Low rainfall levels on the North China Plain make irrigation of agricultural areas necessary. However, irrigation increases surface humidity and can contribute to the enhancement of heatwaves. Although an increase in deadly heatwaves (defined as a wet-bulb temperature of 35°C for more than 6 hours) is expected in this region, the impact of irrigation on such heatwaves has not been examined.
Elfatih Eltahir and Suchul Kang use a high resolution model to show that under a business-as-usual scenario, irrigation further intensifies deadly heatwaves in the North China Plain.

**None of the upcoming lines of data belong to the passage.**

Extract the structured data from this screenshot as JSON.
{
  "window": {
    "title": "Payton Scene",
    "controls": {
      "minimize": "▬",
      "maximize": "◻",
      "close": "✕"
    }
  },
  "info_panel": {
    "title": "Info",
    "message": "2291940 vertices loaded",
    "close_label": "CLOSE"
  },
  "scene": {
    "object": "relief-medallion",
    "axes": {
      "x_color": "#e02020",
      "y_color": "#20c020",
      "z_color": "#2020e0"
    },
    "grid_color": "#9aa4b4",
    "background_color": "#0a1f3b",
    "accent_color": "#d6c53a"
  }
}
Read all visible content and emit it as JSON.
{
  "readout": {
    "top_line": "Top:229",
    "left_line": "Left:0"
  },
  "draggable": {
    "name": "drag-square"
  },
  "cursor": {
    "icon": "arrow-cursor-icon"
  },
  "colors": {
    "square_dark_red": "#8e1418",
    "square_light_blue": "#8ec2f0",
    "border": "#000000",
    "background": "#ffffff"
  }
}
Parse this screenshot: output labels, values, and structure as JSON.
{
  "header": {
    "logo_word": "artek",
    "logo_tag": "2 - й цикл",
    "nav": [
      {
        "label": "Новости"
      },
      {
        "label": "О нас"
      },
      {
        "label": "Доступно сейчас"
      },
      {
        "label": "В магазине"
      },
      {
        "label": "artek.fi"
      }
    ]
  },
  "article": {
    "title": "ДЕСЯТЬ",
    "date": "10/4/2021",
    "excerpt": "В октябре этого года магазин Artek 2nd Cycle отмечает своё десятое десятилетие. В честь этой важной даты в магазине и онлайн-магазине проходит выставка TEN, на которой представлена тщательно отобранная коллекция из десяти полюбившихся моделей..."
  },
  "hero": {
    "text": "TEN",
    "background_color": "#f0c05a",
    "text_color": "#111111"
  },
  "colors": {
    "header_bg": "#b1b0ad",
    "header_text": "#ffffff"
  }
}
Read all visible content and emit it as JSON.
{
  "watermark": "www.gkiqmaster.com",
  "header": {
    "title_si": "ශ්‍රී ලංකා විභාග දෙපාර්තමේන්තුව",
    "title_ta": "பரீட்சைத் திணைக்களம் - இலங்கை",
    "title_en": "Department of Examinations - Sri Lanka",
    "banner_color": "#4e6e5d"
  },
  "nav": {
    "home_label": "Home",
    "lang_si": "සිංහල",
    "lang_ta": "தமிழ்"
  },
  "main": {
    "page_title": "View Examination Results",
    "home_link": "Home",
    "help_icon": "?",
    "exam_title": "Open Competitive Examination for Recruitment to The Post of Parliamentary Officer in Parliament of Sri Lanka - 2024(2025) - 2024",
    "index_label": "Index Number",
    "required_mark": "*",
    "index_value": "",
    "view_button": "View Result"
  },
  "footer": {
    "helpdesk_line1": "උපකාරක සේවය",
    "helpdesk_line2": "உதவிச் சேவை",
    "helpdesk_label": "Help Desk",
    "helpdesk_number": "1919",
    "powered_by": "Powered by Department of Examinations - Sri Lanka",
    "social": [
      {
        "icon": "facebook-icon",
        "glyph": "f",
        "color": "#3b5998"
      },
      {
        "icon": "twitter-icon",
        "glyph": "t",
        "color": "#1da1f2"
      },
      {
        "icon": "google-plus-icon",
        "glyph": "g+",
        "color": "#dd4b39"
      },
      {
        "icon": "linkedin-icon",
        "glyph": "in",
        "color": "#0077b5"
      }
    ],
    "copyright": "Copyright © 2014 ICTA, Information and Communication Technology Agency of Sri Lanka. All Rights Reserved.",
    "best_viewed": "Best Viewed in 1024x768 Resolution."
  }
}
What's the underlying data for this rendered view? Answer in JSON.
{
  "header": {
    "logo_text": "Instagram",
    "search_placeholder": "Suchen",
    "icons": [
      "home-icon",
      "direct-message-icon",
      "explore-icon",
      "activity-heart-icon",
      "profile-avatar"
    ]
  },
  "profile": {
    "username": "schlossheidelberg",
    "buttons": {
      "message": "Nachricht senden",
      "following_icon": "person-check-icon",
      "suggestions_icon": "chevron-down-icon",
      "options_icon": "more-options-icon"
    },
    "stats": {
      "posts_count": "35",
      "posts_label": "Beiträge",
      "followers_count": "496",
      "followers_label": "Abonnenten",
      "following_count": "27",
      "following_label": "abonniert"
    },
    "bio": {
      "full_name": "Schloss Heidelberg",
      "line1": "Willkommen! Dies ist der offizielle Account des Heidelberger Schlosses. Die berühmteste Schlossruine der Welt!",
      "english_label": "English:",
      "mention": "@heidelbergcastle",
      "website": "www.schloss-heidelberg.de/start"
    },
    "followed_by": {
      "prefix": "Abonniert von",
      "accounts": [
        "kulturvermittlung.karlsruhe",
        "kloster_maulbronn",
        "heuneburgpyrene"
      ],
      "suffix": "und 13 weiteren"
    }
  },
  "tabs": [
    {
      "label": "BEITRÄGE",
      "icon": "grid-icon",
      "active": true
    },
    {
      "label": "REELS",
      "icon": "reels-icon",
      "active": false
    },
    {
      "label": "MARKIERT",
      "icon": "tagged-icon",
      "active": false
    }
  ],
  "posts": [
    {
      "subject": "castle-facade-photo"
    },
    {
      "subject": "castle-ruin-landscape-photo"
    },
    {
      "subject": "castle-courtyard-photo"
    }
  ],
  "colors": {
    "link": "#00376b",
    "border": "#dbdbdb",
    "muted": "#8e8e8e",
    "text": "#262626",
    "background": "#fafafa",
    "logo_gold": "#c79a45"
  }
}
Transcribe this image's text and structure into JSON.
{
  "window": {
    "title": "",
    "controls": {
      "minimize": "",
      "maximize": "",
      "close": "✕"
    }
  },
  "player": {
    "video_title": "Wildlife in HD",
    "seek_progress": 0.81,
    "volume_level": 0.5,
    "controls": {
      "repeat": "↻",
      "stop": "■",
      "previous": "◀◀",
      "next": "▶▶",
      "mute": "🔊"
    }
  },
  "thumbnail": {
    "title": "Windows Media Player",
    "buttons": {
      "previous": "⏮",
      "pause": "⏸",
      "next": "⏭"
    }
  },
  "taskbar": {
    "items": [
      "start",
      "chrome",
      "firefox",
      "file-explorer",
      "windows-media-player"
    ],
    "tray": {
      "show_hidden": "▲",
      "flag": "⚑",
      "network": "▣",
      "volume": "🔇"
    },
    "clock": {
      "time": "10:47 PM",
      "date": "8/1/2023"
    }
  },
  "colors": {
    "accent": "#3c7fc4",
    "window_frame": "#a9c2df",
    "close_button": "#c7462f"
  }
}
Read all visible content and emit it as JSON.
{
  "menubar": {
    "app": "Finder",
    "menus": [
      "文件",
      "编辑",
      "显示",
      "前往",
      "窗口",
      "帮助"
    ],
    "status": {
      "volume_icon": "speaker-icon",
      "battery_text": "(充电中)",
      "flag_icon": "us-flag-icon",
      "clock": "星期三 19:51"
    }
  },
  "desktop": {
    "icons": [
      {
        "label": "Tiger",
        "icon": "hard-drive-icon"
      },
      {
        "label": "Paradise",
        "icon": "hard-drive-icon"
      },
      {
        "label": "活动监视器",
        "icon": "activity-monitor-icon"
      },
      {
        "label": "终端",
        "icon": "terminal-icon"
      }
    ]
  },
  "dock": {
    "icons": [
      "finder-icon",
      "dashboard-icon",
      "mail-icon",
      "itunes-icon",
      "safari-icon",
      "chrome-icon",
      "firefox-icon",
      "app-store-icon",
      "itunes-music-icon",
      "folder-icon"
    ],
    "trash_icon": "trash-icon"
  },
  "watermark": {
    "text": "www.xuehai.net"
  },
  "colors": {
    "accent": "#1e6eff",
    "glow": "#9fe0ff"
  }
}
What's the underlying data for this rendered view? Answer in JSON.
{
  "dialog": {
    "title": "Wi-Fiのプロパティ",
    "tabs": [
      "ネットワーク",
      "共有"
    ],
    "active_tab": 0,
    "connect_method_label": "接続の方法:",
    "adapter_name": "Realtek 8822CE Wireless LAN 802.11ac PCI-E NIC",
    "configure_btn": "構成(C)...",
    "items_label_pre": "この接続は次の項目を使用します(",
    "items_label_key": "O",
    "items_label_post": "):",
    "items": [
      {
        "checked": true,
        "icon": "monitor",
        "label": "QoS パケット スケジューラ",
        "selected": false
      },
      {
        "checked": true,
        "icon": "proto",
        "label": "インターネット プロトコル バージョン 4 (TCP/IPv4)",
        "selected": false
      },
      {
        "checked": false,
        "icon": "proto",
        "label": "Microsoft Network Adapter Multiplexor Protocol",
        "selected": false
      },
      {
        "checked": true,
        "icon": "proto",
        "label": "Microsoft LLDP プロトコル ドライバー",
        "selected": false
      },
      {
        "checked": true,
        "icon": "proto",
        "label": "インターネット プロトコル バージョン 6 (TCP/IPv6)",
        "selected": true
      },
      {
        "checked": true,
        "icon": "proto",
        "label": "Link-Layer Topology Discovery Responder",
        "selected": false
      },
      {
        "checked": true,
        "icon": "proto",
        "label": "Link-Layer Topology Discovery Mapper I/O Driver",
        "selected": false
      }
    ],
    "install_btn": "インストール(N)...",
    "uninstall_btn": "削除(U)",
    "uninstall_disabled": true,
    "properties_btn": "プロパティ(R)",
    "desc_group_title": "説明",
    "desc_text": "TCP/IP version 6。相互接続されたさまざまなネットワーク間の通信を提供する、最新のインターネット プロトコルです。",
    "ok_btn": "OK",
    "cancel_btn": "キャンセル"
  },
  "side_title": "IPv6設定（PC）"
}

The compounding effects of irrigation and climate change result in a larger increase in the wet-bulb temperature (3.9°C) than that of each effect alone (0.5°C for irrigation, 2.9°C for climate change). The study confirms the important role of humidity in heatwaves.
Climate change: Cleaner fuels may reduce impact of aviation on climate warmingCommunications Earth＆Environment
Environment: EU agricultural imports vulnerable to future climate changeNature Communications
Ecology: Coral reefs could stop net growth by mid-21st centuryCommunications Earth＆Environment